| TASK BRIEF |
Leaving the pictures aside, repeat every line below exactly.

| MATERIAL SUPPLIED |
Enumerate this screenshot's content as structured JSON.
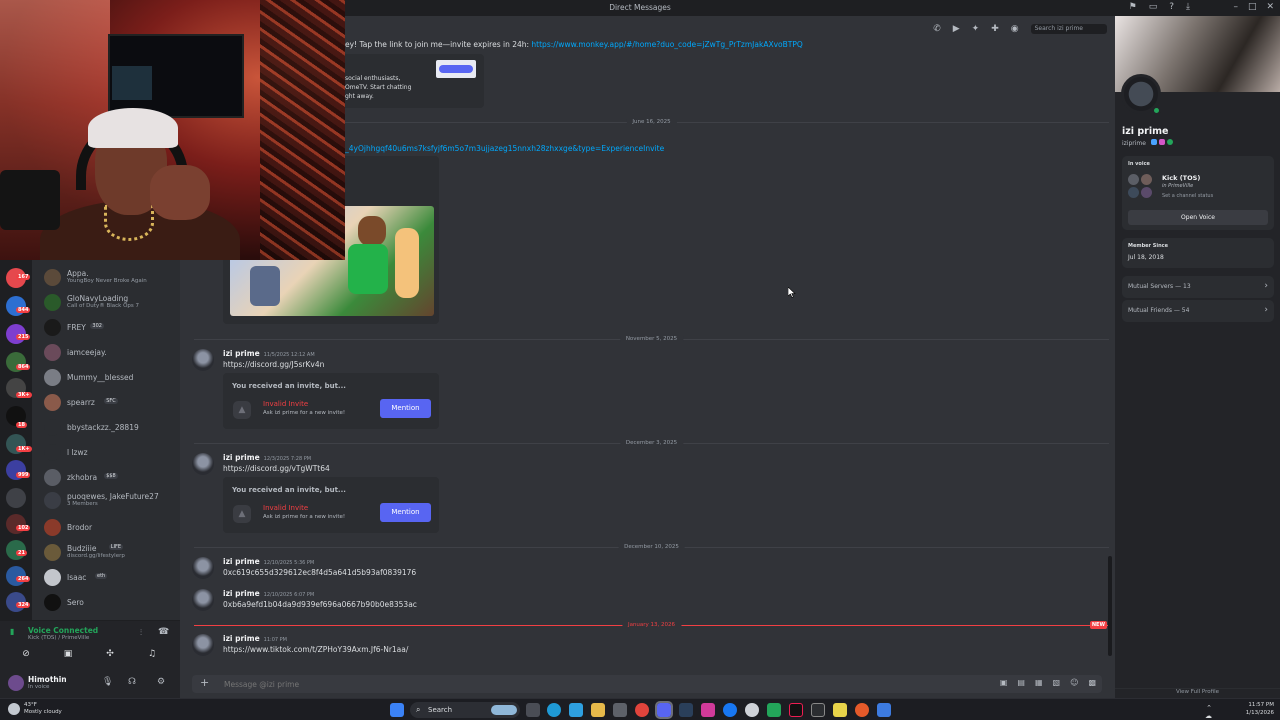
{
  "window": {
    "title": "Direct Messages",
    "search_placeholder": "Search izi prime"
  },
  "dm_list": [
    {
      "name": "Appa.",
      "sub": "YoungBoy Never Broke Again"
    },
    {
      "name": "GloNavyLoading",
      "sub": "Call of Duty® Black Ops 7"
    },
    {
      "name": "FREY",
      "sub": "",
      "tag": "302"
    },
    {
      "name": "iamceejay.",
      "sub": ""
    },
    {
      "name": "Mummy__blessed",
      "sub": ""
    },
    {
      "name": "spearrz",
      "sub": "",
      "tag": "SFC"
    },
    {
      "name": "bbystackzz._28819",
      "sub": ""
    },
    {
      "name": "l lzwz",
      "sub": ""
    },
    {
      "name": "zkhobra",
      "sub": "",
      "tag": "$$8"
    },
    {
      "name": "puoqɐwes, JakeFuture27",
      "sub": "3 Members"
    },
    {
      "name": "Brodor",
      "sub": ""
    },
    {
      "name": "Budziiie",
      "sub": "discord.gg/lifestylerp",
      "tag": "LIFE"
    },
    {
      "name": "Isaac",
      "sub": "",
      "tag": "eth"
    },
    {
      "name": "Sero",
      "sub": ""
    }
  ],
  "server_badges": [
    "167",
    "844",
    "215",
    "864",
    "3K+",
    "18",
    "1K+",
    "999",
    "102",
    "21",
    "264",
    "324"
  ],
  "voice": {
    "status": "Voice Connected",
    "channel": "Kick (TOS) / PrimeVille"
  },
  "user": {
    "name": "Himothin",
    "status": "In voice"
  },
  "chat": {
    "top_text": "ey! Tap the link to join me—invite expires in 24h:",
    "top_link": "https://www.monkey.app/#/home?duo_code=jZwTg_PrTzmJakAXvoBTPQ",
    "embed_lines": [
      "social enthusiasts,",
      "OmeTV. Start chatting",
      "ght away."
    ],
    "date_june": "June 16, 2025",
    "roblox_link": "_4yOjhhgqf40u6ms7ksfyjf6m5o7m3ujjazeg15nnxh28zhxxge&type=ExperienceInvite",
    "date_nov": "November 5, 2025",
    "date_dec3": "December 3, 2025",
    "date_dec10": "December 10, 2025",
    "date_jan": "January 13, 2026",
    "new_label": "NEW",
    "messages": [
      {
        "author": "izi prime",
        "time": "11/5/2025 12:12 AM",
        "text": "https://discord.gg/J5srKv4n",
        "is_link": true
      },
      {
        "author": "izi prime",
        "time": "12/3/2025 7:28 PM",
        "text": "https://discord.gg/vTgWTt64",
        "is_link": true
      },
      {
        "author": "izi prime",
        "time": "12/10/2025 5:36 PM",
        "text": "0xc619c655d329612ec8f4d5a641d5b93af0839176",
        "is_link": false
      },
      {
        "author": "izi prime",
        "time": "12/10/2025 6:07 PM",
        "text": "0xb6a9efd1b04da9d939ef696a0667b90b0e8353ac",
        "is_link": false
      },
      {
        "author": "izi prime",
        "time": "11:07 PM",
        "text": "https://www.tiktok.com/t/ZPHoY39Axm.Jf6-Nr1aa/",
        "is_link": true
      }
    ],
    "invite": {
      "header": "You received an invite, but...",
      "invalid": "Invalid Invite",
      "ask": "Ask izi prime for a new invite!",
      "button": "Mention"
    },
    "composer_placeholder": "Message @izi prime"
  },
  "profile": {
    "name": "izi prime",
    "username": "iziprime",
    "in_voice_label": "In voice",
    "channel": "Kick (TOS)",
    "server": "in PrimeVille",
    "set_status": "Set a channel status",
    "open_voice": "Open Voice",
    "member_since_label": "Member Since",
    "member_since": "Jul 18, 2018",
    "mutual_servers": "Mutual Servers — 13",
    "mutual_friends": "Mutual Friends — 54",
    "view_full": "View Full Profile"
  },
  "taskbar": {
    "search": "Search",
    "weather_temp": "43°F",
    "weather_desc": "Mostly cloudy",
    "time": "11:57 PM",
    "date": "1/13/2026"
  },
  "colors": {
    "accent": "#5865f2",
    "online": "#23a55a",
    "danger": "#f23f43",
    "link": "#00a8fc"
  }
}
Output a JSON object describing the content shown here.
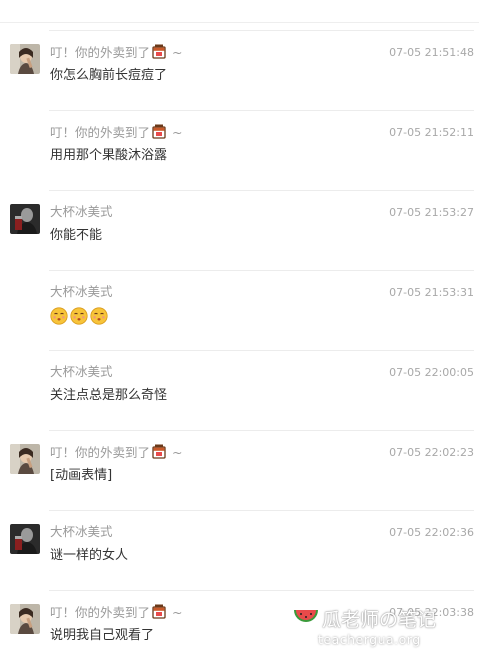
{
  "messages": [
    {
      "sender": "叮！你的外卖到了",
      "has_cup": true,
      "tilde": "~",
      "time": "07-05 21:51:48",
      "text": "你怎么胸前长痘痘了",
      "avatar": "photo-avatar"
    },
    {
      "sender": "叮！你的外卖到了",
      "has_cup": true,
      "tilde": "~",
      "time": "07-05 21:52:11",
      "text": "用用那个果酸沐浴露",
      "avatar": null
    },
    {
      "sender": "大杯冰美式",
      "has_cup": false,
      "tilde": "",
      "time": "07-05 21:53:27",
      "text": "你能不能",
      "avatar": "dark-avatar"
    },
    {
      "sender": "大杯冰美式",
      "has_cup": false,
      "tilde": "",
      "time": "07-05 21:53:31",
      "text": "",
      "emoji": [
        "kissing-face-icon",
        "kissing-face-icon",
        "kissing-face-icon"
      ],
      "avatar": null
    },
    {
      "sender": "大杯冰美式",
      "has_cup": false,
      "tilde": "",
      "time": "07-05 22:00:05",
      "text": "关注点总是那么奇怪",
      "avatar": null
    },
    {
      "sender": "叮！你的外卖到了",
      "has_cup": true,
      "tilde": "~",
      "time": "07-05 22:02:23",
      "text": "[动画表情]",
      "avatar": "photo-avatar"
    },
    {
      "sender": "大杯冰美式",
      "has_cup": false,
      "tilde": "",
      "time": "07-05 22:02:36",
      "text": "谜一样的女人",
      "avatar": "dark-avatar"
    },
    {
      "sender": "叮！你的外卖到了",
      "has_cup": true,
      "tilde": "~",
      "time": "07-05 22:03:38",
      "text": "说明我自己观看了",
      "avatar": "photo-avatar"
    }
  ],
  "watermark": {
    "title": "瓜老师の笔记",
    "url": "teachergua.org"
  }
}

| RESPONSE TO THIS TASK |
Enumerate this screenshot's content as structured JSON.
{
  "window": {
    "title": "Direct Messages",
    "search_placeholder": "Search izi prime"
  },
  "dm_list": [
    {
      "name": "Appa.",
      "sub": "YoungBoy Never Broke Again"
    },
    {
      "name": "GloNavyLoading",
      "sub": "Call of Duty® Black Ops 7"
    },
    {
      "name": "FREY",
      "sub": "",
      "tag": "302"
    },
    {
      "name": "iamceejay.",
      "sub": ""
    },
    {
      "name": "Mummy__blessed",
      "sub": ""
    },
    {
      "name": "spearrz",
      "sub": "",
      "tag": "SFC"
    },
    {
      "name": "bbystackzz._28819",
      "sub": ""
    },
    {
      "name": "l lzwz",
      "sub": ""
    },
    {
      "name": "zkhobra",
      "sub": "",
      "tag": "$$8"
    },
    {
      "name": "puoqɐwes, JakeFuture27",
      "sub": "3 Members"
    },
    {
      "name": "Brodor",
      "sub": ""
    },
    {
      "name": "Budziiie",
      "sub": "discord.gg/lifestylerp",
      "tag": "LIFE"
    },
    {
      "name": "Isaac",
      "sub": "",
      "tag": "eth"
    },
    {
      "name": "Sero",
      "sub": ""
    }
  ],
  "server_badges": [
    "167",
    "844",
    "215",
    "864",
    "3K+",
    "18",
    "1K+",
    "999",
    "102",
    "21",
    "264",
    "324"
  ],
  "voice": {
    "status": "Voice Connected",
    "channel": "Kick (TOS) / PrimeVille"
  },
  "user": {
    "name": "Himothin",
    "status": "In voice"
  },
  "chat": {
    "top_text": "ey! Tap the link to join me—invite expires in 24h:",
    "top_link": "https://www.monkey.app/#/home?duo_code=jZwTg_PrTzmJakAXvoBTPQ",
    "embed_lines": [
      "social enthusiasts,",
      "OmeTV. Start chatting",
      "ght away."
    ],
    "date_june": "June 16, 2025",
    "roblox_link": "_4yOjhhgqf40u6ms7ksfyjf6m5o7m3ujjazeg15nnxh28zhxxge&type=ExperienceInvite",
    "date_nov": "November 5, 2025",
    "date_dec3": "December 3, 2025",
    "date_dec10": "December 10, 2025",
    "date_jan": "January 13, 2026",
    "new_label": "NEW",
    "messages": [
      {
        "author": "izi prime",
        "time": "11/5/2025 12:12 AM",
        "text": "https://discord.gg/J5srKv4n",
        "is_link": true
      },
      {
        "author": "izi prime",
        "time": "12/3/2025 7:28 PM",
        "text": "https://discord.gg/vTgWTt64",
        "is_link": true
      },
      {
        "author": "izi prime",
        "time": "12/10/2025 5:36 PM",
        "text": "0xc619c655d329612ec8f4d5a641d5b93af0839176",
        "is_link": false
      },
      {
        "author": "izi prime",
        "time": "12/10/2025 6:07 PM",
        "text": "0xb6a9efd1b04da9d939ef696a0667b90b0e8353ac",
        "is_link": false
      },
      {
        "author": "izi prime",
        "time": "11:07 PM",
        "text": "https://www.tiktok.com/t/ZPHoY39Axm.Jf6-Nr1aa/",
        "is_link": true
      }
    ],
    "invite": {
      "header": "You received an invite, but...",
      "invalid": "Invalid Invite",
      "ask": "Ask izi prime for a new invite!",
      "button": "Mention"
    },
    "composer_placeholder": "Message @izi prime"
  },
  "profile": {
    "name": "izi prime",
    "username": "iziprime",
    "in_voice_label": "In voice",
    "channel": "Kick (TOS)",
    "server": "in PrimeVille",
    "set_status": "Set a channel status",
    "open_voice": "Open Voice",
    "member_since_label": "Member Since",
    "member_since": "Jul 18, 2018",
    "mutual_servers": "Mutual Servers — 13",
    "mutual_friends": "Mutual Friends — 54",
    "view_full": "View Full Profile"
  },
  "taskbar": {
    "search": "Search",
    "weather_temp": "43°F",
    "weather_desc": "Mostly cloudy",
    "time": "11:57 PM",
    "date": "1/13/2026"
  },
  "colors": {
    "accent": "#5865f2",
    "online": "#23a55a",
    "danger": "#f23f43",
    "link": "#00a8fc"
  }
}
Output a JSON object describing the content shown here.
{
  "messages": [
    {
      "sender": "叮！你的外卖到了",
      "has_cup": true,
      "tilde": "~",
      "time": "07-05 21:51:48",
      "text": "你怎么胸前长痘痘了",
      "avatar": "photo-avatar"
    },
    {
      "sender": "叮！你的外卖到了",
      "has_cup": true,
      "tilde": "~",
      "time": "07-05 21:52:11",
      "text": "用用那个果酸沐浴露",
      "avatar": null
    },
    {
      "sender": "大杯冰美式",
      "has_cup": false,
      "tilde": "",
      "time": "07-05 21:53:27",
      "text": "你能不能",
      "avatar": "dark-avatar"
    },
    {
      "sender": "大杯冰美式",
      "has_cup": false,
      "tilde": "",
      "time": "07-05 21:53:31",
      "text": "",
      "emoji": [
        "kissing-face-icon",
        "kissing-face-icon",
        "kissing-face-icon"
      ],
      "avatar": null
    },
    {
      "sender": "大杯冰美式",
      "has_cup": false,
      "tilde": "",
      "time": "07-05 22:00:05",
      "text": "关注点总是那么奇怪",
      "avatar": null
    },
    {
      "sender": "叮！你的外卖到了",
      "has_cup": true,
      "tilde": "~",
      "time": "07-05 22:02:23",
      "text": "[动画表情]",
      "avatar": "photo-avatar"
    },
    {
      "sender": "大杯冰美式",
      "has_cup": false,
      "tilde": "",
      "time": "07-05 22:02:36",
      "text": "谜一样的女人",
      "avatar": "dark-avatar"
    },
    {
      "sender": "叮！你的外卖到了",
      "has_cup": true,
      "tilde": "~",
      "time": "07-05 22:03:38",
      "text": "说明我自己观看了",
      "avatar": "photo-avatar"
    }
  ],
  "watermark": {
    "title": "瓜老师の笔记",
    "url": "teachergua.org"
  }
}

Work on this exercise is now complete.